First, shrink the Peter-Weyl result from $\mathcal O(GL(n))$ (you overuse $V$, I feel) to the slightly smaller $\mathcal O(M_n)$. Then the RHS shrinks to $\oplus_\lambda V_\lambda \otimes V_\lambda^*$, where $\lambda$ now runs over partitions $(\lambda_1 \geq \ldots \geq \lambda_n \geq 0)$ instead of all dominant weights $(\lambda_1 \geq \ldots \geq \lambda_n)$.

Then generalize to other matrix spaces, not just square matrices, obtaining $\mathcal O(M_{a\times b}) \cong \bigoplus_\lambda V^a_\lambda \otimes (V^b_\lambda)^*$, the sum now over partitions of height $\leq \min(a,b)$.

(The combinatorial statement, RSK, is a bijective proof of two different character formulae for this representation. The obvious weight basis is given by monomials in the matrix entries, equivalently listed as $M_{a\times b}(\mathbb N)$. On the RHS we have pairs of same-shape SSYT. Under the bijection the row and column sums of the matrix in $M_{a\times b}(\mathbb N)$ go to the contents, i.e. entry multiplicities, of the two SSYT.)

Now, consider functions on $M_{a\times b}$ of weight $(1,1,\ldots,1)$ under the $T^a \leq GL(a)$ action. Since that's $S_a$-invariant and $S_a$ normalizes $T^a$, this weight space will have a $S_a \times GL(b)$ action.

The LHS will be made of functions that are multilinear in the rows, i.e. $(\mathbb C^b)^{\otimes a}$. The representation $V^a_\lambda$ has a $(1,1,\ldots,1)$ weight space iff $\lambda$ is a partition of $a$, and in that case, the $S_a$ action on it is the Specht irrep $\sigma_\lambda$ of $S_a$. Which is to say, the RHS has become $\oplus_{\lambda \vdash a} \sigma_\lambda \otimes (V_\lambda)^*$ like you wanted. QED.

(Now we're insisting that the row sums are all $1$. On the RHS, one of the SSYT is an SYT. If you go further and ask that the column sums be all $1$ also, then the LHS becomes just permutation matrices, the RHS pairs of same-shape SYT, and the correspondence is just Robinson-Schensted no Knuth.)
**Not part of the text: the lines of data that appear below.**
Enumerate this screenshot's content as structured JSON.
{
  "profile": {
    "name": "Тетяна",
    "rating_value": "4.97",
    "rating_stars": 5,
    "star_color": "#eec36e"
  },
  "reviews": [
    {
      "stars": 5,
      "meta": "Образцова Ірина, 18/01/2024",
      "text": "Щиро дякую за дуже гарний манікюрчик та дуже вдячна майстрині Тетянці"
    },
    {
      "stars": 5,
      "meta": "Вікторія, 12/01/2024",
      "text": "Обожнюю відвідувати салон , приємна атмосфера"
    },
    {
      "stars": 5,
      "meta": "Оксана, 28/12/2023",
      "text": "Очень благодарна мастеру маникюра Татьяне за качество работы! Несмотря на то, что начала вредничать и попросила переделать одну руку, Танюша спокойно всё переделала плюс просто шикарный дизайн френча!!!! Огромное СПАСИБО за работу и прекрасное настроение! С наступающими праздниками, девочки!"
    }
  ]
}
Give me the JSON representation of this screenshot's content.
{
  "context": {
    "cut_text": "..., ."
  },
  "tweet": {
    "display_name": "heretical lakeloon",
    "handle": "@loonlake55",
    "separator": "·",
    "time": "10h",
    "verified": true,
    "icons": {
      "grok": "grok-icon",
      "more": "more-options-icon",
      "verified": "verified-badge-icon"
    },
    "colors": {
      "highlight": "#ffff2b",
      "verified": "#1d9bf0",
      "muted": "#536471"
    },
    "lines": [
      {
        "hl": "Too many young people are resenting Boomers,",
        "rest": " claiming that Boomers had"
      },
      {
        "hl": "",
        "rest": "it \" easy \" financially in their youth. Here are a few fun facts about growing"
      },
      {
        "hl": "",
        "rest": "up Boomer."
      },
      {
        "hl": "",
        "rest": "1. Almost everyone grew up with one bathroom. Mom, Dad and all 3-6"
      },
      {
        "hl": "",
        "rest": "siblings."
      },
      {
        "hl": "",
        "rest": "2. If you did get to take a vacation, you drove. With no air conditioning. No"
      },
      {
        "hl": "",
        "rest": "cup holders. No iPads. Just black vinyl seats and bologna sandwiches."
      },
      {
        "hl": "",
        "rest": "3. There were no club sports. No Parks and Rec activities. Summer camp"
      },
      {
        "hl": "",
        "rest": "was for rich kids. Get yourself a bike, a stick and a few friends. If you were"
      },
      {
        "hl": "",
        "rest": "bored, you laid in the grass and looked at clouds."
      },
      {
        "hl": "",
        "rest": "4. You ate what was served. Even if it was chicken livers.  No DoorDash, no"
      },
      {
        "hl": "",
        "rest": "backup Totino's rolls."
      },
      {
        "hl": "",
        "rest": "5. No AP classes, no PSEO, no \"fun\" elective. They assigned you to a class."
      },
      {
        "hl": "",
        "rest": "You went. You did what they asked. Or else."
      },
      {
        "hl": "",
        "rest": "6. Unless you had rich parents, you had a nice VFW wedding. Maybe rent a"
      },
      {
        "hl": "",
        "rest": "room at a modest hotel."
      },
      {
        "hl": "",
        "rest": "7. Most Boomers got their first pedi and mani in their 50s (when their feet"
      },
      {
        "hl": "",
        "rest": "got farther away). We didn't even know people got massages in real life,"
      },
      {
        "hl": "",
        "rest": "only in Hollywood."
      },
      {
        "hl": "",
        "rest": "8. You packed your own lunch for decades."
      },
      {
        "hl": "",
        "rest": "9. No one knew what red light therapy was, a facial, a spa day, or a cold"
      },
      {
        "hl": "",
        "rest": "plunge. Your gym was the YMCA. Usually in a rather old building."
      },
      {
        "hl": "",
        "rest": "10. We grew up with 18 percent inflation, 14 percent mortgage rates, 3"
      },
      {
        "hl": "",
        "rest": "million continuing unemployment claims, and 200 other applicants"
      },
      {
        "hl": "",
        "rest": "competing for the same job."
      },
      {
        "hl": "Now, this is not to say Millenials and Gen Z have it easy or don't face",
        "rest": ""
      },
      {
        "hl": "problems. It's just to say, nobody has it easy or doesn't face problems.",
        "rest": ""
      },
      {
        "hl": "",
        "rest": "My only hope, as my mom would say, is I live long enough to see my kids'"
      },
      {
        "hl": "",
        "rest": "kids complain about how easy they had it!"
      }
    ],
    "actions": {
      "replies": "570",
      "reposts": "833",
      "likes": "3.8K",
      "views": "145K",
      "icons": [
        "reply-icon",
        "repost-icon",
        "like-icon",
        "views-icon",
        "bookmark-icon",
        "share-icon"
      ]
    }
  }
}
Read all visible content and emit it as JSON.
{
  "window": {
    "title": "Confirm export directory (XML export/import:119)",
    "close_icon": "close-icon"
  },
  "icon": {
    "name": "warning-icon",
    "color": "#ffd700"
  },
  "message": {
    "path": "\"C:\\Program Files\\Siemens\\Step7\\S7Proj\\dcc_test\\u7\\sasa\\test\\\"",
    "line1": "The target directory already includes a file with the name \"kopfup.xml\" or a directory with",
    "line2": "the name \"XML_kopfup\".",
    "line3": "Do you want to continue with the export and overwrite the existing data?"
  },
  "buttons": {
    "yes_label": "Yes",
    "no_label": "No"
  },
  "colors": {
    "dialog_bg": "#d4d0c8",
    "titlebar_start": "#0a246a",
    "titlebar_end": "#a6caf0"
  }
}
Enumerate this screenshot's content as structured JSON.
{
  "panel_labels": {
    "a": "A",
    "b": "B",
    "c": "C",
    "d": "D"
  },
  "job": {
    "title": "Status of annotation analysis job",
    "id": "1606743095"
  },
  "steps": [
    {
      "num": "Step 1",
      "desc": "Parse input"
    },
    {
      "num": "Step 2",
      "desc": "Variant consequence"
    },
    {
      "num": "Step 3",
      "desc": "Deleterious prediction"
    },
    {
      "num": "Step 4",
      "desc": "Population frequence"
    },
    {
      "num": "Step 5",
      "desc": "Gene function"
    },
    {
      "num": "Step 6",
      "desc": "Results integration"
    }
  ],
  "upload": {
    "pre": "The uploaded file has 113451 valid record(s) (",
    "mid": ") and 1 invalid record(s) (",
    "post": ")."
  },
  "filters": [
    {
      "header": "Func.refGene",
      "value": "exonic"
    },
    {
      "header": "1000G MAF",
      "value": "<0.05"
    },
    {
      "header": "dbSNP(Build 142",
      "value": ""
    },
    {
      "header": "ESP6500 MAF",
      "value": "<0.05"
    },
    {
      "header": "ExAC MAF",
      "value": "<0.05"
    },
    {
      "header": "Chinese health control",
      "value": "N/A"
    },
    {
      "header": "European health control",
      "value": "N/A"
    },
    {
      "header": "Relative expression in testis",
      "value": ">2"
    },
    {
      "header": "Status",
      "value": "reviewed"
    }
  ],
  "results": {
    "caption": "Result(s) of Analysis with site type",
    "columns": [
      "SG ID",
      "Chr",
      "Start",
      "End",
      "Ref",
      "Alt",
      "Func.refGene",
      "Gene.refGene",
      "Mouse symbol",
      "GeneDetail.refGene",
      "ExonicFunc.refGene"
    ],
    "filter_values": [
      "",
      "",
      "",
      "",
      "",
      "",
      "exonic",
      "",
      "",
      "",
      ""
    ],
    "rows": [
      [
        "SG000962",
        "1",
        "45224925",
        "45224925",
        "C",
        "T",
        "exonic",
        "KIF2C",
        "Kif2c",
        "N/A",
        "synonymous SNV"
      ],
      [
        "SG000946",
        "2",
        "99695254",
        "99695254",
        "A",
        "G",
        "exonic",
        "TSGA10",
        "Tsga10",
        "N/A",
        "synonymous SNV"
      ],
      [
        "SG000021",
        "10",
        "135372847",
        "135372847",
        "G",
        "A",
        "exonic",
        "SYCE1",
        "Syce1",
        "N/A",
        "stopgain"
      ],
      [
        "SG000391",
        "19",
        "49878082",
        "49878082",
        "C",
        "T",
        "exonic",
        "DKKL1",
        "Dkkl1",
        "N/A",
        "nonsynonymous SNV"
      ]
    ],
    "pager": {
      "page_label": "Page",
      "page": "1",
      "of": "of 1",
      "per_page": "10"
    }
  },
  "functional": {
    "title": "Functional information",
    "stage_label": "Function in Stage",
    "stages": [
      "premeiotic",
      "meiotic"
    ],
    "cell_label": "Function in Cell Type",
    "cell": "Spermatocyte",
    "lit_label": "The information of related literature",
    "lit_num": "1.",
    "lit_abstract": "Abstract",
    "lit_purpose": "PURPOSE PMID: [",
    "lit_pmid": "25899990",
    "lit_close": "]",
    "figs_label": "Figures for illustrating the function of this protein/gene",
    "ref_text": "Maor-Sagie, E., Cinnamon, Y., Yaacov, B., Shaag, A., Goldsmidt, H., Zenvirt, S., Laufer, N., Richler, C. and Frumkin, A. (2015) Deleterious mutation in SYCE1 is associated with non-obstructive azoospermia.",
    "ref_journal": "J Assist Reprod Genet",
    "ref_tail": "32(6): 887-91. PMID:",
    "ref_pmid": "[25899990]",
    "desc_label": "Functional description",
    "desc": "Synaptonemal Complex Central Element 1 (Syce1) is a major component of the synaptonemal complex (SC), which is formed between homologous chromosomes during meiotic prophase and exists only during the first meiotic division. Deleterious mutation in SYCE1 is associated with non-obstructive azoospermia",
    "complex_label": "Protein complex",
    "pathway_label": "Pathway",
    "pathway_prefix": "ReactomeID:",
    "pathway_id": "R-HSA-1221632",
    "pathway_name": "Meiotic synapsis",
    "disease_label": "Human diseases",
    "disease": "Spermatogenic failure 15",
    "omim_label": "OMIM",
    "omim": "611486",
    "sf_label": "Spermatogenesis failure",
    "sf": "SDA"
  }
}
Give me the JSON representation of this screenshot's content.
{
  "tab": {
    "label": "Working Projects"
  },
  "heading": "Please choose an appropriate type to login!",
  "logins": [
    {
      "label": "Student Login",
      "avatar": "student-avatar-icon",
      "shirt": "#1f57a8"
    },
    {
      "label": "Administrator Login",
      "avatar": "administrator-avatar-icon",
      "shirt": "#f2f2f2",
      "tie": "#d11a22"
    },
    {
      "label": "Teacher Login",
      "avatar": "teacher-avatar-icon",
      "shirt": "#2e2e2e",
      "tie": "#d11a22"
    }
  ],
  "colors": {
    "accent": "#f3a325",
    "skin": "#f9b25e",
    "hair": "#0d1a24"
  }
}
As I recently learned from Martin Kassabov, you can run this in reverse: take two copies of the Schur-Weyl isomorphism, reverse one, and tensor them together over $\mathbb C[S_n]$ to get the Peter-Weyl (for matrices) result. So it's a matter of taste deciding which one is the more fundamental.